It’s also interesting to note that many strikers prefer to avoid the number 9 shirt. Maybe they feel that it puts too much pressure on them. Some will opt to take number 10 instead, but Gary Hooper was a little different.
99 – Gianluigi Donnarumma
When you’re a 16 year old goalkeeper playing for one of the top sides in Europe, why not remind all of the fans and players or your youth? When Gianluigi Donnarumma debuted for AC Milan in 2015, he chose the number 99 shirt to represent the year of his birth – 1999.
Even when he became the first choice keeper at Milan, Donnarumma stuck with number 99, and he’s kept it with him at his new club, Paris Saint-Germain.
111 – Luizão
Brazilian international Luizao wore a bizarre number but it was only for one season. His club, Flamengo, were celebrating their 111th anniversary in 2006, so the player decided to celebrate with them by playing as the number 111.
121 – Tommy Oar
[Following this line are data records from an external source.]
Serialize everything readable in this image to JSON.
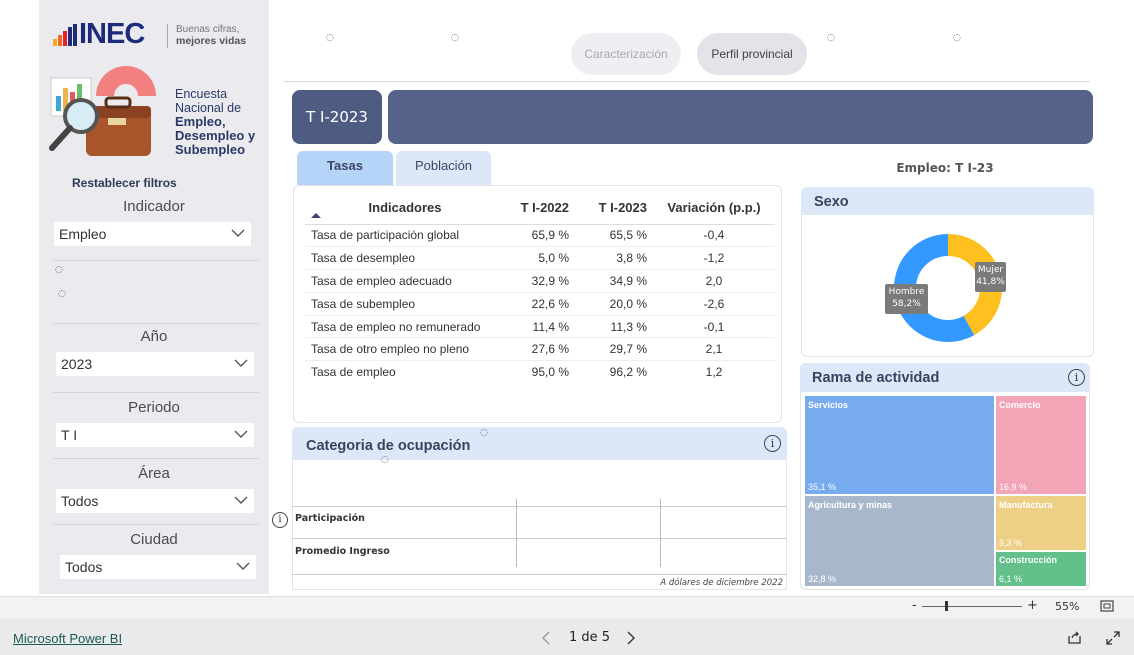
{
  "brand": {
    "name": "INEC",
    "tagline1": "Buenas cifras,",
    "tagline2": "mejores vidas"
  },
  "survey": {
    "line1": "Encuesta",
    "line2": "Nacional de",
    "line3": "Empleo,",
    "line4": "Desempleo y",
    "line5": "Subempleo"
  },
  "filters": {
    "reset": "Restablecer filtros",
    "indicador": {
      "label": "Indicador",
      "value": "Empleo"
    },
    "anio": {
      "label": "Año",
      "value": "2023"
    },
    "periodo": {
      "label": "Periodo",
      "value": "T I"
    },
    "area": {
      "label": "Área",
      "value": "Todos"
    },
    "ciudad": {
      "label": "Ciudad",
      "value": "Todos"
    }
  },
  "nav": {
    "caracterizacion": "Caracterización",
    "perfil": "Perfil provincial"
  },
  "period_title": "T I-2023",
  "tabs": {
    "tasas": "Tasas",
    "poblacion": "Población"
  },
  "employment_label": "Empleo: T I-23",
  "table": {
    "headers": [
      "Indicadores",
      "T I-2022",
      "T I-2023",
      "Variación (p.p.)"
    ],
    "rows": [
      [
        "Tasa de participación global",
        "65,9 %",
        "65,5 %",
        "-0,4"
      ],
      [
        "Tasa de desempleo",
        "5,0 %",
        "3,8 %",
        "-1,2"
      ],
      [
        "Tasa de empleo adecuado",
        "32,9 %",
        "34,9 %",
        "2,0"
      ],
      [
        "Tasa de subempleo",
        "22,6 %",
        "20,0 %",
        "-2,6"
      ],
      [
        "Tasa de empleo no remunerado",
        "11,4 %",
        "11,3 %",
        "-0,1"
      ],
      [
        "Tasa de otro empleo no pleno",
        "27,6 %",
        "29,7 %",
        "2,1"
      ],
      [
        "Tasa de empleo",
        "95,0 %",
        "96,2 %",
        "1,2"
      ]
    ]
  },
  "sexo": {
    "title": "Sexo",
    "hombre_label": "Hombre",
    "hombre_value": "58,2%",
    "mujer_label": "Mujer",
    "mujer_value": "41,8%",
    "hombre_pct": 58.2,
    "mujer_pct": 41.8,
    "colors": {
      "hombre": "#3399ff",
      "mujer": "#ffbf1f"
    }
  },
  "rama": {
    "title": "Rama de actividad",
    "items": [
      {
        "name": "Servicios",
        "value": "35,1 %",
        "color": "#78aaf0"
      },
      {
        "name": "Agricultura y minas",
        "value": "32,8 %",
        "color": "#a8b8cc"
      },
      {
        "name": "Comercio",
        "value": "16,9 %",
        "color": "#f3a5b8"
      },
      {
        "name": "Manufactura",
        "value": "9,3 %",
        "color": "#eecf86"
      },
      {
        "name": "Construcción",
        "value": "6,1 %",
        "color": "#64c08a"
      }
    ]
  },
  "categoria": {
    "title": "Categoria de ocupación",
    "row1": "Participación",
    "row2": "Promedio Ingreso",
    "note": "A dólares de diciembre 2022"
  },
  "status": {
    "zoom": "55%",
    "minus": "-",
    "plus": "+"
  },
  "footer": {
    "powerbi": "Microsoft Power BI",
    "page": "1 de 5"
  }
}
Australian international midfielder Tommy Oar wore one of the most bizarre shirt numbers of all time when he pulled on the number 121 jersey. He was allocated this number when he made his debut for the Socceroos and Oar isn’t sure why.
One theory is based on him being the 121st player to have represented his country at senior level, but there are conflicting stories, and nobody is really sure of the truth.
In the modern game, players can choose which shirts they play in, and that’s why we have some of these unusual situations. Attacking players can pick low numbers, while defenders are free to go high.
In the English Premier League and in other divisions around the world, players’ numbers have to be between 1 and 99. We don’t see too many high picks as a result, but there are still some exceptions.
Moving forward, we may also see some unusual shirt numbers added to this list. While there are those restrictions in place, there may never be another player wearing something in excess of 100, but there is plenty of scope for some more bizarre choices.